◆ Exercise aim ◆
If a line holds the word "title", copy it from the entries.
===============
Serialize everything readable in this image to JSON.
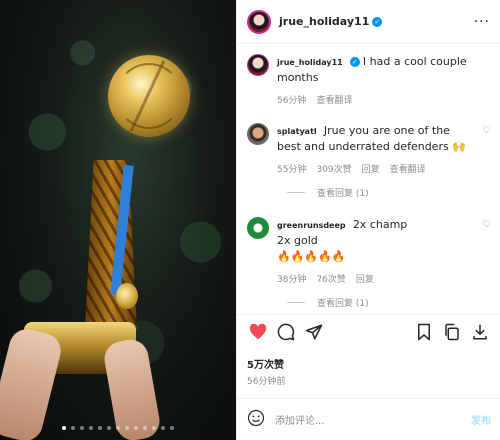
{
  "post": {
    "username": "jrue_holiday11",
    "caption_user": "jrue_holiday11",
    "caption": "I had a cool couple months",
    "caption_time": "56分钟",
    "see_translation": "查看翻译",
    "carousel_count": 13,
    "carousel_active": 0
  },
  "comments": [
    {
      "user": "splatyatl",
      "text": "Jrue you are one of the best and underrated defenders 🙌",
      "time": "55分钟",
      "likes": "309次赞",
      "reply": "回复",
      "translate": "查看翻译",
      "view_replies": "查看回复 (1)"
    },
    {
      "user": "greenrunsdeep",
      "text": "2x champ\n2x gold\n🔥🔥🔥🔥🔥",
      "time": "38分钟",
      "likes": "76次赞",
      "reply": "回复",
      "view_replies": "查看回复 (1)"
    }
  ],
  "stats": {
    "likes": "5万次赞",
    "time_ago": "56分钟前"
  },
  "composer": {
    "placeholder": "添加评论...",
    "post_label": "发布"
  },
  "colors": {
    "like_red": "#ed4956",
    "verified_blue": "#0095f6",
    "muted": "#8e8e8e"
  },
  "icons": [
    "heart-icon",
    "comment-icon",
    "share-icon",
    "save-icon",
    "copy-icon",
    "download-icon",
    "emoji-icon",
    "more-icon"
  ]
}
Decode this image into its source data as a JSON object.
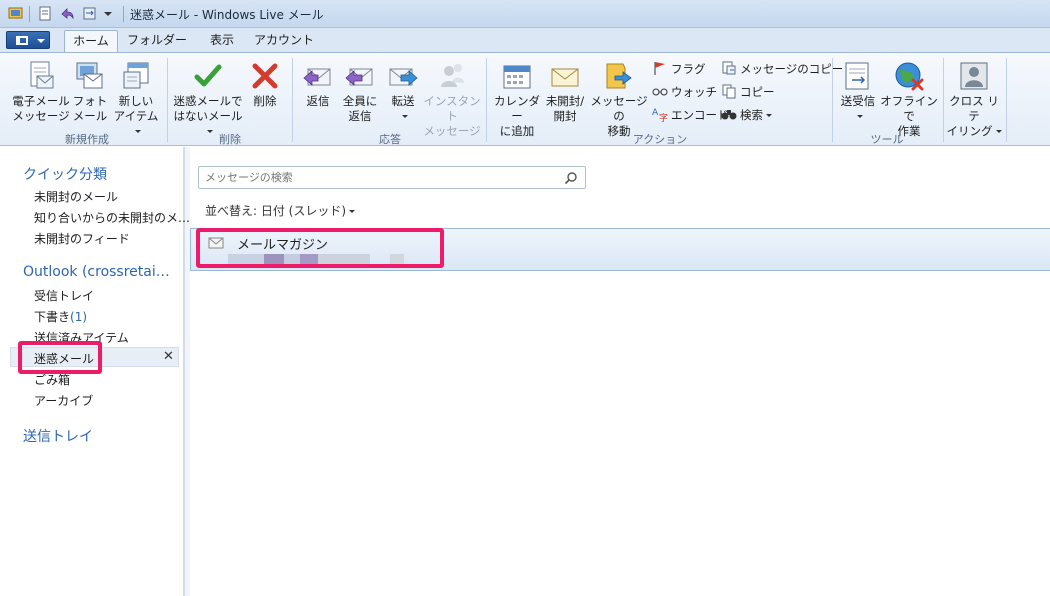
{
  "window": {
    "title": "迷惑メール - Windows Live メール"
  },
  "tabs": [
    {
      "label": "ホーム",
      "active": true
    },
    {
      "label": "フォルダー",
      "active": false
    },
    {
      "label": "表示",
      "active": false
    },
    {
      "label": "アカウント",
      "active": false
    }
  ],
  "ribbon": {
    "groups": [
      {
        "label": "新規作成",
        "buttons": [
          {
            "line1": "電子メール",
            "line2": "メッセージ",
            "icon": "new-email-icon"
          },
          {
            "line1": "フォト",
            "line2": "メール",
            "icon": "photo-email-icon"
          },
          {
            "line1": "新しい",
            "line2": "アイテム",
            "icon": "new-item-icon",
            "dropdown": true
          }
        ]
      },
      {
        "label": "削除",
        "buttons": [
          {
            "line1": "迷惑メールで",
            "line2": "はないメール",
            "icon": "not-junk-icon",
            "dropdown": true
          },
          {
            "line1": "削除",
            "line2": "",
            "icon": "delete-icon"
          }
        ]
      },
      {
        "label": "応答",
        "buttons": [
          {
            "line1": "返信",
            "line2": "",
            "icon": "reply-icon"
          },
          {
            "line1": "全員に",
            "line2": "返信",
            "icon": "reply-all-icon"
          },
          {
            "line1": "転送",
            "line2": "",
            "icon": "forward-icon",
            "dropdown": true
          },
          {
            "line1": "インスタント",
            "line2": "メッセージ",
            "icon": "instant-message-icon",
            "disabled": true
          }
        ]
      },
      {
        "label": "アクション",
        "buttons": [
          {
            "line1": "カレンダー",
            "line2": "に追加",
            "icon": "calendar-icon"
          },
          {
            "line1": "未開封/",
            "line2": "開封",
            "icon": "unread-read-icon"
          },
          {
            "line1": "メッセージの",
            "line2": "移動",
            "icon": "move-message-icon"
          }
        ],
        "small": [
          {
            "label": "フラグ",
            "icon": "flag-icon"
          },
          {
            "label": "ウォッチ",
            "icon": "watch-icon"
          },
          {
            "label": "エンコード",
            "icon": "encode-icon"
          },
          {
            "label": "メッセージのコピー",
            "icon": "copy-message-icon"
          },
          {
            "label": "コピー",
            "icon": "copy-icon"
          },
          {
            "label": "検索",
            "icon": "find-icon",
            "dropdown": true
          }
        ]
      },
      {
        "label": "ツール",
        "buttons": [
          {
            "line1": "送受信",
            "line2": "",
            "icon": "send-receive-icon",
            "dropdown": true
          },
          {
            "line1": "オフラインで",
            "line2": "作業",
            "icon": "work-offline-icon"
          }
        ]
      },
      {
        "label": "",
        "buttons": [
          {
            "line1": "クロス リテ",
            "line2": "イリング",
            "icon": "cross-retailing-icon",
            "dropdown": true
          }
        ]
      }
    ]
  },
  "sidebar": {
    "quick_views": {
      "title": "クイック分類",
      "items": [
        "未開封のメール",
        "知り合いからの未開封のメ…",
        "未開封のフィード"
      ]
    },
    "account": {
      "title": "Outlook (crossretai…",
      "items": [
        {
          "label": "受信トレイ",
          "count": ""
        },
        {
          "label": "下書き",
          "count": "(1)"
        },
        {
          "label": "送信済みアイテム",
          "count": ""
        },
        {
          "label": "迷惑メール",
          "count": "",
          "selected": true
        },
        {
          "label": "ごみ箱",
          "count": ""
        },
        {
          "label": "アーカイブ",
          "count": ""
        }
      ]
    },
    "outbox": {
      "title": "送信トレイ"
    }
  },
  "message_list": {
    "search_placeholder": "メッセージの検索",
    "sort_label": "並べ替え: 日付 (スレッド)",
    "messages": [
      {
        "sender": "メールマガジン"
      }
    ]
  },
  "colors": {
    "highlight": "#ec1c6a",
    "accent": "#2d66b0",
    "selection": "#dbe7f5"
  }
}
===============
◆ Result for this exercise ◆
    "title": "迷惑メール - Windows Live メール"
      "title": "クイック分類",
      "title": "Outlook (crossretai…",
      "title": "送信トレイ"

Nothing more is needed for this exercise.